(Information provided Opens)

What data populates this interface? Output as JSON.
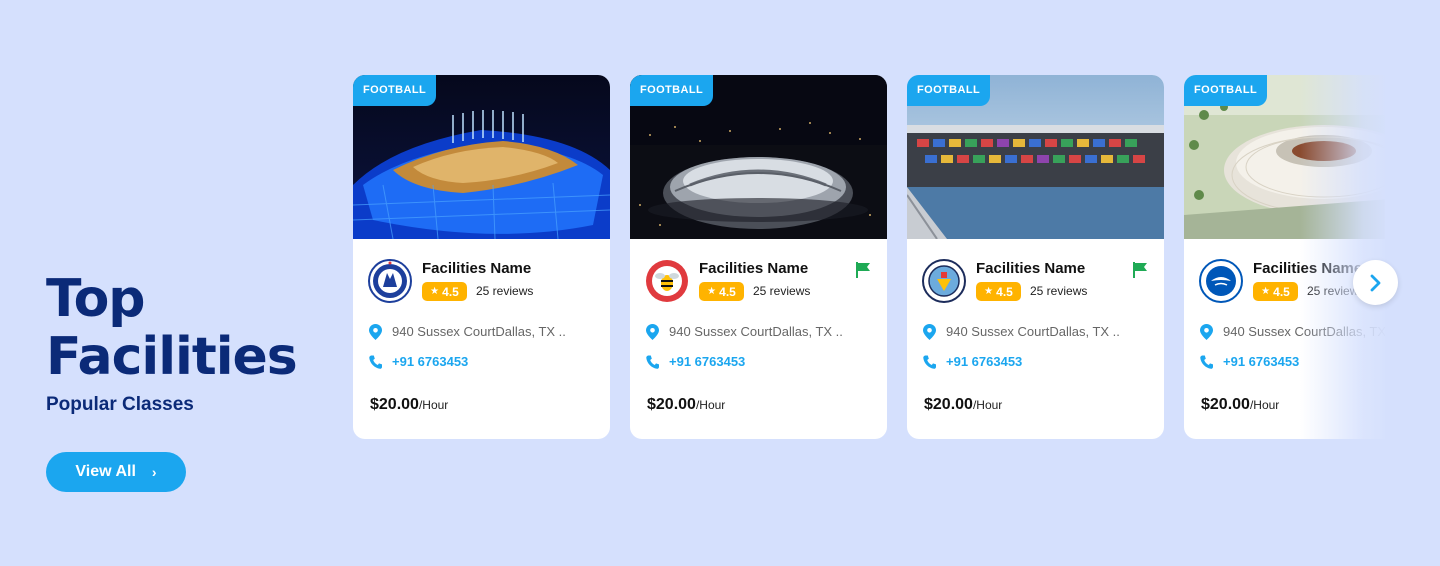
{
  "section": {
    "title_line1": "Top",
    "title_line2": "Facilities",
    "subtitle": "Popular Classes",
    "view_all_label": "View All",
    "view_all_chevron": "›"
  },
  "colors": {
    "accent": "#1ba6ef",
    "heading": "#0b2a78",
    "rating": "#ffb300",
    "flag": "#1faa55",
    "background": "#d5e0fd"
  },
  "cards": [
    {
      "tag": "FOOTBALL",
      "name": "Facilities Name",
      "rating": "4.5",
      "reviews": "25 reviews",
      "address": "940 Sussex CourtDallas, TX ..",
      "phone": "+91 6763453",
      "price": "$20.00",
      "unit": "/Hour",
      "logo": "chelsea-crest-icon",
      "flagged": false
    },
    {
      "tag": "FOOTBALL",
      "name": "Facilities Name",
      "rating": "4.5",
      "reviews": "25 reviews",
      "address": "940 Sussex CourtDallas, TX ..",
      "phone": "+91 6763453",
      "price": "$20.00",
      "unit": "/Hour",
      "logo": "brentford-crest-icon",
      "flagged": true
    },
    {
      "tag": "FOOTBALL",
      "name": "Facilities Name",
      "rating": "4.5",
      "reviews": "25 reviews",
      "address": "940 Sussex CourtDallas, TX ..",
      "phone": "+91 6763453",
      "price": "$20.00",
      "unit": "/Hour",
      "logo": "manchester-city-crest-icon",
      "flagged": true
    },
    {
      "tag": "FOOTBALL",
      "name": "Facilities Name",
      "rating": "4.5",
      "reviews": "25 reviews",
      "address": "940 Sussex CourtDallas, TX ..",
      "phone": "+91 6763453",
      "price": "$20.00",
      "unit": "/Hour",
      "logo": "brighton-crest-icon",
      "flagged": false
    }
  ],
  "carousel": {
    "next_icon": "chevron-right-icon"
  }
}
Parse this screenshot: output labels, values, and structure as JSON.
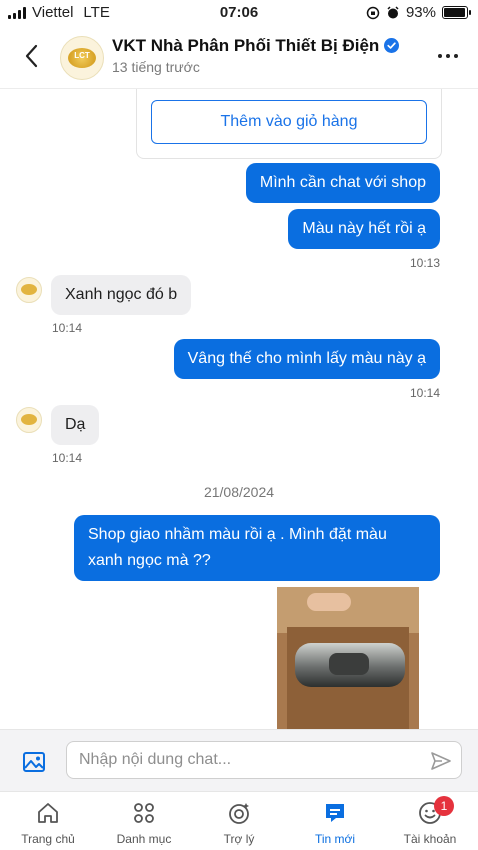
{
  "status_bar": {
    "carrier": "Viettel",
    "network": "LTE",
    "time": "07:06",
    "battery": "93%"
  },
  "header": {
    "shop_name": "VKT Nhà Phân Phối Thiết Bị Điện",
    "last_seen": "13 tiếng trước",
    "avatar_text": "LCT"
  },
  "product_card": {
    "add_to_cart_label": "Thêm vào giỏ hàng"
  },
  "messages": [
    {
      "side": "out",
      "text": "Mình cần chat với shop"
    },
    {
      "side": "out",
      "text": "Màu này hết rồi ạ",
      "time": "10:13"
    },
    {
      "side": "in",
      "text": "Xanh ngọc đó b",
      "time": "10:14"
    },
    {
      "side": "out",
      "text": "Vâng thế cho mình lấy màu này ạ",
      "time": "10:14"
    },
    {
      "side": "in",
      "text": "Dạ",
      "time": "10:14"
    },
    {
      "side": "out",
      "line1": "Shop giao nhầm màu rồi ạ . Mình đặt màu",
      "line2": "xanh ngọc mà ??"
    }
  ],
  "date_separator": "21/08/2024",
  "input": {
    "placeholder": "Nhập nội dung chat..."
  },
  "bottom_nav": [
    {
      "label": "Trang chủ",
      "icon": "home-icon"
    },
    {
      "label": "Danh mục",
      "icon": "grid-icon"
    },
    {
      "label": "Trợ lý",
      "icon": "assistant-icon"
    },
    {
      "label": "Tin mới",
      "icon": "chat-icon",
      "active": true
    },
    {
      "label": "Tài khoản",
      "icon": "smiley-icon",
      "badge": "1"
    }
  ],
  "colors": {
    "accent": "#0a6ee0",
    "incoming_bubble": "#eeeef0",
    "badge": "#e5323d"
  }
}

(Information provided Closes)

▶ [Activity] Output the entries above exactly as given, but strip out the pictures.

▶ [Solution below]
What data populates this interface? Output as JSON.
{
  "section": {
    "title_line1": "Top",
    "title_line2": "Facilities",
    "subtitle": "Popular Classes",
    "view_all_label": "View All",
    "view_all_chevron": "›"
  },
  "colors": {
    "accent": "#1ba6ef",
    "heading": "#0b2a78",
    "rating": "#ffb300",
    "flag": "#1faa55",
    "background": "#d5e0fd"
  },
  "cards": [
    {
      "tag": "FOOTBALL",
      "name": "Facilities Name",
      "rating": "4.5",
      "reviews": "25 reviews",
      "address": "940 Sussex CourtDallas, TX ..",
      "phone": "+91 6763453",
      "price": "$20.00",
      "unit": "/Hour",
      "logo": "chelsea-crest-icon",
      "flagged": false
    },
    {
      "tag": "FOOTBALL",
      "name": "Facilities Name",
      "rating": "4.5",
      "reviews": "25 reviews",
      "address": "940 Sussex CourtDallas, TX ..",
      "phone": "+91 6763453",
      "price": "$20.00",
      "unit": "/Hour",
      "logo": "brentford-crest-icon",
      "flagged": true
    },
    {
      "tag": "FOOTBALL",
      "name": "Facilities Name",
      "rating": "4.5",
      "reviews": "25 reviews",
      "address": "940 Sussex CourtDallas, TX ..",
      "phone": "+91 6763453",
      "price": "$20.00",
      "unit": "/Hour",
      "logo": "manchester-city-crest-icon",
      "flagged": true
    },
    {
      "tag": "FOOTBALL",
      "name": "Facilities Name",
      "rating": "4.5",
      "reviews": "25 reviews",
      "address": "940 Sussex CourtDallas, TX ..",
      "phone": "+91 6763453",
      "price": "$20.00",
      "unit": "/Hour",
      "logo": "brighton-crest-icon",
      "flagged": false
    }
  ],
  "carousel": {
    "next_icon": "chevron-right-icon"
  }
}
Parse this screenshot: output labels, values, and structure as JSON.
{
  "status_bar": {
    "carrier": "Viettel",
    "network": "LTE",
    "time": "07:06",
    "battery": "93%"
  },
  "header": {
    "shop_name": "VKT Nhà Phân Phối Thiết Bị Điện",
    "last_seen": "13 tiếng trước",
    "avatar_text": "LCT"
  },
  "product_card": {
    "add_to_cart_label": "Thêm vào giỏ hàng"
  },
  "messages": [
    {
      "side": "out",
      "text": "Mình cần chat với shop"
    },
    {
      "side": "out",
      "text": "Màu này hết rồi ạ",
      "time": "10:13"
    },
    {
      "side": "in",
      "text": "Xanh ngọc đó b",
      "time": "10:14"
    },
    {
      "side": "out",
      "text": "Vâng thế cho mình lấy màu này ạ",
      "time": "10:14"
    },
    {
      "side": "in",
      "text": "Dạ",
      "time": "10:14"
    },
    {
      "side": "out",
      "line1": "Shop giao nhầm màu rồi ạ . Mình đặt màu",
      "line2": "xanh ngọc mà ??"
    }
  ],
  "date_separator": "21/08/2024",
  "input": {
    "placeholder": "Nhập nội dung chat..."
  },
  "bottom_nav": [
    {
      "label": "Trang chủ",
      "icon": "home-icon"
    },
    {
      "label": "Danh mục",
      "icon": "grid-icon"
    },
    {
      "label": "Trợ lý",
      "icon": "assistant-icon"
    },
    {
      "label": "Tin mới",
      "icon": "chat-icon",
      "active": true
    },
    {
      "label": "Tài khoản",
      "icon": "smiley-icon",
      "badge": "1"
    }
  ],
  "colors": {
    "accent": "#0a6ee0",
    "incoming_bubble": "#eeeef0",
    "badge": "#e5323d"
  }
}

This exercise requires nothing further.